Britain's first National Park, the Peak District National Park hit 63 years old today and in the the few years I've lived in Derbyshire, it has been a staple location for amazing wildlife and landscape photography. Living just on the southern fringes, I regularly travel into the park to visit the diverse landscapes. With Mountain Hares roaming the wild and exposed peat bogs and moorlands in the north and barns owls nestled within the old barns in the south, there is a wealth of nature that could easily keep a photographer occupied for a lifetime. Within the borders of the Peak District lies Kinder Scout, a moorland plateau that was the site of the 1932 Mass Trespass that eventually led to walkers being given the right to roam on open countryside. This right is now largely taken for granted but began paving the way for creation of national parks. Beneath Kinder Scout lies Jacob's Ladder - a steep stone stairway that marks the ascent on to the plateau. Just before the going gets tough, you pass this little bridge that makes a pretty landscape.

Under Jacobs Ladder    

A large proportion of the northern section of the park is high level moorland, an area known as the Dark Peak. The Mountain Hare, Red Grouse and various summering moorland birds are a great challenge to photograph in what can be quite a tough environment, even in good weather and I've often returned from a day's photography empty handed increasing my desire to go back for another shot. If you're lucky enough to witness some snow on the tops, you can be treated to some terrific conditions. Without the white stuff though, the hares do become a lot easier to spot.
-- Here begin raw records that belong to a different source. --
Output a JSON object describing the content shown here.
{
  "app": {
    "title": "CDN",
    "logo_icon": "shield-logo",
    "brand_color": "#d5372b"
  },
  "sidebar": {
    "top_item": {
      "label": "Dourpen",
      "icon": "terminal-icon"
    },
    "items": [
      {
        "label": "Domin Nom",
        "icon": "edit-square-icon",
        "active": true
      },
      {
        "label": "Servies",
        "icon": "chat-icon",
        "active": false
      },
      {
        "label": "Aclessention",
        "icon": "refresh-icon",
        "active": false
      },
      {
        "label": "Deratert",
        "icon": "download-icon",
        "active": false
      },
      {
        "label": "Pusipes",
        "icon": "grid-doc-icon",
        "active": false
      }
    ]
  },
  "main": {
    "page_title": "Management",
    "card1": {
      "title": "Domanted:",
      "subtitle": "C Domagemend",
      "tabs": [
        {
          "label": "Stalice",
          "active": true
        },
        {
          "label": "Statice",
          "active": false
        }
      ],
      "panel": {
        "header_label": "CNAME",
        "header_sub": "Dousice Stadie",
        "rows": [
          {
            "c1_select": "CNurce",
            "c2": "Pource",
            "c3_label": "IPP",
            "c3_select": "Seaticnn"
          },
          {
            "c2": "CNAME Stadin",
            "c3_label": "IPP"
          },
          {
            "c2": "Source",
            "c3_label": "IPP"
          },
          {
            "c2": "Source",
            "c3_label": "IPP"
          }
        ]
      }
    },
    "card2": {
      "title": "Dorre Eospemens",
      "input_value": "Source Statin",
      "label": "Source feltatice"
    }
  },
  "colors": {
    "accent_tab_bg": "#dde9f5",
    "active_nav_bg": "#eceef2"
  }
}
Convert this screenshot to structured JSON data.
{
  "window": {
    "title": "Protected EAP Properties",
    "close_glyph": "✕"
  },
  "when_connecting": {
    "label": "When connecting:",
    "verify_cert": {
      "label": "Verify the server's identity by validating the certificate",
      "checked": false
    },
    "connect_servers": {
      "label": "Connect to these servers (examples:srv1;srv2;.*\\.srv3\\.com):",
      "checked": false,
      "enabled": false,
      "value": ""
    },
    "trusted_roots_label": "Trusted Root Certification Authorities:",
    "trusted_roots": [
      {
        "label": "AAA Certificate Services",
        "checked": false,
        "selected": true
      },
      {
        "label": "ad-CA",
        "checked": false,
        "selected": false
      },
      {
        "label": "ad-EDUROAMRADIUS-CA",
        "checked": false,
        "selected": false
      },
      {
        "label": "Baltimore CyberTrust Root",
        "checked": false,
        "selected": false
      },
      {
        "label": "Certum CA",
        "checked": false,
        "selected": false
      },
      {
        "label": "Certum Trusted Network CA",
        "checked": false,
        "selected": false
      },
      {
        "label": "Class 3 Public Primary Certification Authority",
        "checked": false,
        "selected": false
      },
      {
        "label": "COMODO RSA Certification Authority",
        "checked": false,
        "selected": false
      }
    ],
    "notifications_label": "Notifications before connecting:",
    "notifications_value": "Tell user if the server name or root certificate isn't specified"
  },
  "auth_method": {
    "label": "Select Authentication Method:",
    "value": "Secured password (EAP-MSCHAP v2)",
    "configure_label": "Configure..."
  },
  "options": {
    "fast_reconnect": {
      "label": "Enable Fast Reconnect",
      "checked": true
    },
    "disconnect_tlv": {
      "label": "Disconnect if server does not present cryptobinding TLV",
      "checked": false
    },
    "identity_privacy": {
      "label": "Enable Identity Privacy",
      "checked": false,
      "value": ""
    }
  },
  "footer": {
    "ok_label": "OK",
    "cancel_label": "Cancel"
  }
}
Laying Low  

Further south, nearing the White Peak, Padley offers some first class locations to shoot Burbage Brook and it's no surprise that in Autumn, this becomes a popular location to capture the golden and auburn hews in the leaves contrasted with the moss covered rocks that sit within the brook itself.

Burbage Brook in Autumn